She does so using several techniques, of course. The story is brilliantly structured, including expert use of flashback allowing her to present a fascinating set of contrasting relationships. But the magic trick I want to highlight, the one I feel is the foundation to the story’s success, is her use of rich, human detail. She very clearly has a deep understanding of human nature, how people think and what they need, and it comes through in nearly every sentence, imbuing the characters with a degree of nuance most writers need the length of a novel to achieve.
My favorite example is her description of the judge’s daughter, a character who arguably ranks as only the fifth-most important here. At dinner, the judge begins an angry report on his meeting with Albert. Cather relates that Mrs. Parmenter, the daughter, in her younger days would have taken offense to his tone, but now more mature, she recognizes his weakness in herself and now is more forgiving. It is a remarkably astute observation on Cather’s part about the human condition – growing up, and the changing dynamics between father and daughter.
Short stories offer much to love, be it plot, character, emotion, or poetry. But often I find that my favorite thing in short fiction is this exact kind of little nugget, where the author doesn’t so much as teach you something about life you didn’t know but rather verbalizes some essential truth, something you’ve lived and understand but needed put to words.
In doing this Cather not only creates a little “Yeah, that’s right, I know just what she means” moment for the reader, she gives tremendous breadth of character to Mrs. Parmenter, and also happens to present the story’s main ideas – judgment, maturity, understanding and forgiveness – in one tidy paragraph. And that’s quite a trick on Cather’s part.

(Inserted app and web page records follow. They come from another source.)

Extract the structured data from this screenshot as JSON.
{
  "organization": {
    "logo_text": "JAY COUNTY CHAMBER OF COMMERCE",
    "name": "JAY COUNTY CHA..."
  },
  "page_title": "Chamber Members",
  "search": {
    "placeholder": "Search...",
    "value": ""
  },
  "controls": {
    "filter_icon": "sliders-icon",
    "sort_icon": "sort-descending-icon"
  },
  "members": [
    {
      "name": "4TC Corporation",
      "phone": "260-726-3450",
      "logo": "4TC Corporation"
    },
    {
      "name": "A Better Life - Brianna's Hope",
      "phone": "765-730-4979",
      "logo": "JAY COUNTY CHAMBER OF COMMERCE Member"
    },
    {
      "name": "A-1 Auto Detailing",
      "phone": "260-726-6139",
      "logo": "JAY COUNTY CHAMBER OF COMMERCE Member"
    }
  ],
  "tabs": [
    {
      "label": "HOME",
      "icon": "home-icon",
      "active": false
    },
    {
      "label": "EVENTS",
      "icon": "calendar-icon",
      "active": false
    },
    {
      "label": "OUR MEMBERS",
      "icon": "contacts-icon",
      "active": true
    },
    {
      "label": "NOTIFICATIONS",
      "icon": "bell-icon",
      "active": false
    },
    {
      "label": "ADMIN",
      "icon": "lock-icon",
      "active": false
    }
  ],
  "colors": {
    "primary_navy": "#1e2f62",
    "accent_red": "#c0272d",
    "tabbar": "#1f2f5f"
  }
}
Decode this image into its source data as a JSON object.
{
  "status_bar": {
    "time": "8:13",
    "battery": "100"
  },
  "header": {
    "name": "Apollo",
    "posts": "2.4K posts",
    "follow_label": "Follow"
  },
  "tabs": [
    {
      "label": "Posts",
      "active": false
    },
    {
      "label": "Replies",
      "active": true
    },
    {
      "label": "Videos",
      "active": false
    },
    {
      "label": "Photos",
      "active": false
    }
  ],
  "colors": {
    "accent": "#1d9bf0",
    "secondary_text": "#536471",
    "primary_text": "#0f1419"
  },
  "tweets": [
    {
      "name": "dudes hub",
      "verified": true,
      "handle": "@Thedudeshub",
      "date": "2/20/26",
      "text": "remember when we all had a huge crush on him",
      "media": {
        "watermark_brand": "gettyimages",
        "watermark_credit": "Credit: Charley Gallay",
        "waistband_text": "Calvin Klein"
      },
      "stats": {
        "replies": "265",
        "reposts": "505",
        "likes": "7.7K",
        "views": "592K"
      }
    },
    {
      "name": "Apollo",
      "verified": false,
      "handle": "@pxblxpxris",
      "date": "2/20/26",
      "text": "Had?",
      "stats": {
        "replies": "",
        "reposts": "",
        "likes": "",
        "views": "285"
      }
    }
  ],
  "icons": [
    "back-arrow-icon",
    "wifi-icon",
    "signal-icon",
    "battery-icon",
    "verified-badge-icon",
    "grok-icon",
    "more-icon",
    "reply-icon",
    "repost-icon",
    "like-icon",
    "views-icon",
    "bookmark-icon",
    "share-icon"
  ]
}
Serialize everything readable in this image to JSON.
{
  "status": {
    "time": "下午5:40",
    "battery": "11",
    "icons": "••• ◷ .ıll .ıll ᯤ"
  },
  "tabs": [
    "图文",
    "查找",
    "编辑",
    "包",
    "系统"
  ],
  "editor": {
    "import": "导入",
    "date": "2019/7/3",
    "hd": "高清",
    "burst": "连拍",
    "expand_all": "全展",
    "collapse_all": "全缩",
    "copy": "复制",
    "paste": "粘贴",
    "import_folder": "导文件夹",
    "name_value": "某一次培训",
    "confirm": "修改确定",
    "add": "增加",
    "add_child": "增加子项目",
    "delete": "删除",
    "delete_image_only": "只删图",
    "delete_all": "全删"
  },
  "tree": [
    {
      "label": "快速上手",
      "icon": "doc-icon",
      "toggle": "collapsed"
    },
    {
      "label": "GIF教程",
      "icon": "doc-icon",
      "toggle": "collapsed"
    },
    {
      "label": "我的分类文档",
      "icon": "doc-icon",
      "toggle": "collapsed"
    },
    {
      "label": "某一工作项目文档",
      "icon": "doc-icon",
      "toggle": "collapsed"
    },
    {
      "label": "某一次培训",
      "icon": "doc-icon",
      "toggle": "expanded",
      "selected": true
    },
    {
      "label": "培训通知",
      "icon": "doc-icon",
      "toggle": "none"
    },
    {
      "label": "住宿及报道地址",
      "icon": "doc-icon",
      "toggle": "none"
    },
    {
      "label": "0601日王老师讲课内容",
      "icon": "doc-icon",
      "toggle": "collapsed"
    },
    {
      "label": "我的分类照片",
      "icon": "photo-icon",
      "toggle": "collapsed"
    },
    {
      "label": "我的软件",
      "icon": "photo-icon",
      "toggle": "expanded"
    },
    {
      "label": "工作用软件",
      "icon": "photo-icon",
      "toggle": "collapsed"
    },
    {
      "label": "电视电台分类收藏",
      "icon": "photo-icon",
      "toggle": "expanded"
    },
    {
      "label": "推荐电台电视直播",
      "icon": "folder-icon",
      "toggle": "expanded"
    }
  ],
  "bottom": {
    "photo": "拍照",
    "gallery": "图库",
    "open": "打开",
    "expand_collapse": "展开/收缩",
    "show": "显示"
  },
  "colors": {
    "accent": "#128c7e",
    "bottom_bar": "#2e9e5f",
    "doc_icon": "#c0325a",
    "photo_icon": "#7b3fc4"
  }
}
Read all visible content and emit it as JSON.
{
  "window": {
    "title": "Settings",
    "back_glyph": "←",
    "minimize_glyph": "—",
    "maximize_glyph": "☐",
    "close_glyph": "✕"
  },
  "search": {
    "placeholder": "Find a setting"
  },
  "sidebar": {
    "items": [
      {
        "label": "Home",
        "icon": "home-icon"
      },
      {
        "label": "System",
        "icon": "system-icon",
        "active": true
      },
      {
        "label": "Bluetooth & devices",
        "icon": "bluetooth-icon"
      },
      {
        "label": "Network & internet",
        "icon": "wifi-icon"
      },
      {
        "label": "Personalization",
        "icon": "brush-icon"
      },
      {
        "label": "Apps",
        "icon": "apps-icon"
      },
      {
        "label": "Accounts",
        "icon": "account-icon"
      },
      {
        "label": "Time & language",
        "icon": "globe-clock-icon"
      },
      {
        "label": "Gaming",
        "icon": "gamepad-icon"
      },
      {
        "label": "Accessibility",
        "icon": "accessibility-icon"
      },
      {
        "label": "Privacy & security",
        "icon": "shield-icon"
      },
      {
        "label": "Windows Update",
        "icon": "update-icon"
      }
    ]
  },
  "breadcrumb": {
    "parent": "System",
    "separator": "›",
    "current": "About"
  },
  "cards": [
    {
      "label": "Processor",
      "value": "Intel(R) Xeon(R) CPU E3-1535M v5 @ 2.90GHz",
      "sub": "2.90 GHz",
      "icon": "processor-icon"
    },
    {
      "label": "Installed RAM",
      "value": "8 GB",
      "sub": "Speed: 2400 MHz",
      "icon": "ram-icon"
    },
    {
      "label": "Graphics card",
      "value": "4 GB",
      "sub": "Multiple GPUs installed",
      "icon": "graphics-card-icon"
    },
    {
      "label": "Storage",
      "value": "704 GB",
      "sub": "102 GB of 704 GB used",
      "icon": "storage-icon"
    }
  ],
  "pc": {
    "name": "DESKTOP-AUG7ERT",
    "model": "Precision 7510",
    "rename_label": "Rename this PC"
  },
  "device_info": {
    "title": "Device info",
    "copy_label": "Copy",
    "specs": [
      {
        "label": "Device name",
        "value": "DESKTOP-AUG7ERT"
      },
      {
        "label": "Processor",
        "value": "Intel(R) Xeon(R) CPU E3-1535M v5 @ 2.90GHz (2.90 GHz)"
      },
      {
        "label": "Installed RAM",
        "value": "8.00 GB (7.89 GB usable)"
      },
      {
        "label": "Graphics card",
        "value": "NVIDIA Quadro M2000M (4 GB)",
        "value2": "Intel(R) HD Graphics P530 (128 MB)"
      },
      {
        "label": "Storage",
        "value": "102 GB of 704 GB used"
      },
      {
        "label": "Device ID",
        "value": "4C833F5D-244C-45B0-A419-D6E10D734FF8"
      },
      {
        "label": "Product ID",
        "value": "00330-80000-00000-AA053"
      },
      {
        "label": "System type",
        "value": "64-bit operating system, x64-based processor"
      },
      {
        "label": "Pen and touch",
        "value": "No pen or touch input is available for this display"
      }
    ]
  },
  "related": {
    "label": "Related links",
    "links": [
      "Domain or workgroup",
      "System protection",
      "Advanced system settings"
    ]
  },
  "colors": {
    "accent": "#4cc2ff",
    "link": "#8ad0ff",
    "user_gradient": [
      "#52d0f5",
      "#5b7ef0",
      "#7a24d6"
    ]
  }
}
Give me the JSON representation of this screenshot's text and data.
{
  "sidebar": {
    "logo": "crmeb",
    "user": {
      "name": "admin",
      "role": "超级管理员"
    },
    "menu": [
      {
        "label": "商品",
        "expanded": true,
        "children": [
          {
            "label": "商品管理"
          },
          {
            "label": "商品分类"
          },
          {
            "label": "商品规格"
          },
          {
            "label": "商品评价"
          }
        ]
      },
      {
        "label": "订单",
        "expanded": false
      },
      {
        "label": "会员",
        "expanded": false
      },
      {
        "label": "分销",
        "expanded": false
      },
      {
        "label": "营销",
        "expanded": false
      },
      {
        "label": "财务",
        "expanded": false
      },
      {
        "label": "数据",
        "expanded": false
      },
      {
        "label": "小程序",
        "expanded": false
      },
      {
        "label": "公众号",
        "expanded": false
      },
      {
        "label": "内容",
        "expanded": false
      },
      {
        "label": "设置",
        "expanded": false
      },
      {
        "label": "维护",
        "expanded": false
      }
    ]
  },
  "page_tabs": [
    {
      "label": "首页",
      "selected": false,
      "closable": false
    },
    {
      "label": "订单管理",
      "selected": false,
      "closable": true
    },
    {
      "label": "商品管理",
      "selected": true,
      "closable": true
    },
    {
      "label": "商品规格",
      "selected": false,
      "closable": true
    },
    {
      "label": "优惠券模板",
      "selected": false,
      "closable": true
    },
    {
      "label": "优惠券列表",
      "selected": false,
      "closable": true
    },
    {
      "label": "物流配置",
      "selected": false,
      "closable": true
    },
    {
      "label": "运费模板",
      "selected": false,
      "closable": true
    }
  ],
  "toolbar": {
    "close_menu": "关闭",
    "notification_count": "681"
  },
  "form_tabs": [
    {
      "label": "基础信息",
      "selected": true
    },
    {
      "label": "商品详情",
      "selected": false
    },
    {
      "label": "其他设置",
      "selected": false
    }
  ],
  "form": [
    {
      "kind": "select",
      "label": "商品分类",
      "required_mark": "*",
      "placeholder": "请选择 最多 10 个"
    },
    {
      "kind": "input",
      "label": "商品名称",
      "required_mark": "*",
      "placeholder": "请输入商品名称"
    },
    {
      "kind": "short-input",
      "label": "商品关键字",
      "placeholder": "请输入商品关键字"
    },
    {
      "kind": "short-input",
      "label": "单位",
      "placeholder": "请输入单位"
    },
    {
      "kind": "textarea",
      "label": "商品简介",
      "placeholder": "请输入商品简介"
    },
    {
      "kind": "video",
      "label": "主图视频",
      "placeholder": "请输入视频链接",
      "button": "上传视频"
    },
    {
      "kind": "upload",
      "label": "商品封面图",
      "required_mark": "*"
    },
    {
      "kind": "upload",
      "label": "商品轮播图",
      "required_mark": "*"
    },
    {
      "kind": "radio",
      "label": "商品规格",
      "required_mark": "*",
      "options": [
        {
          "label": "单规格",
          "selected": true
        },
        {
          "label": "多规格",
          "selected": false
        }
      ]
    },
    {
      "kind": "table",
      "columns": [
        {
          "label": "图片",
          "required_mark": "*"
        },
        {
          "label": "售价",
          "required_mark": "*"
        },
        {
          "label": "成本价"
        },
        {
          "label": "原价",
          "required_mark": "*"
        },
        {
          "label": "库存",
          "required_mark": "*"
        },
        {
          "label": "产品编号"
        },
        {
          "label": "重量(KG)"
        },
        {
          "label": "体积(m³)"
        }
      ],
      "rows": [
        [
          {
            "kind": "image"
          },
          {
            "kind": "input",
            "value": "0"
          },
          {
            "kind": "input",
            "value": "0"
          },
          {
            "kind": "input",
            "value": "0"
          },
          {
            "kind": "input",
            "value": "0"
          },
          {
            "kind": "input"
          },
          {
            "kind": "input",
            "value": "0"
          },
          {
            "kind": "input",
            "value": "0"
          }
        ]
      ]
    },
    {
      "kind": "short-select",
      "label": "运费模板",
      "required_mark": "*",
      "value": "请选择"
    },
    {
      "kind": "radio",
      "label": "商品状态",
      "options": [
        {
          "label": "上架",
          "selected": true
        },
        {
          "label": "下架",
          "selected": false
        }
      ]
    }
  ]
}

As a young girl his daughter used to take up the challenge and hotly defend the person who had displeased or disappointed her father. But as she grew older she was conscious of that same feeling in herself when people fell short of what she expected; and she understood now that when her father spoke as if he were savagely attacking someone, it merely meant that he was disappointed or sorry for them; he never spoke thus of persons for whom he had no feeling.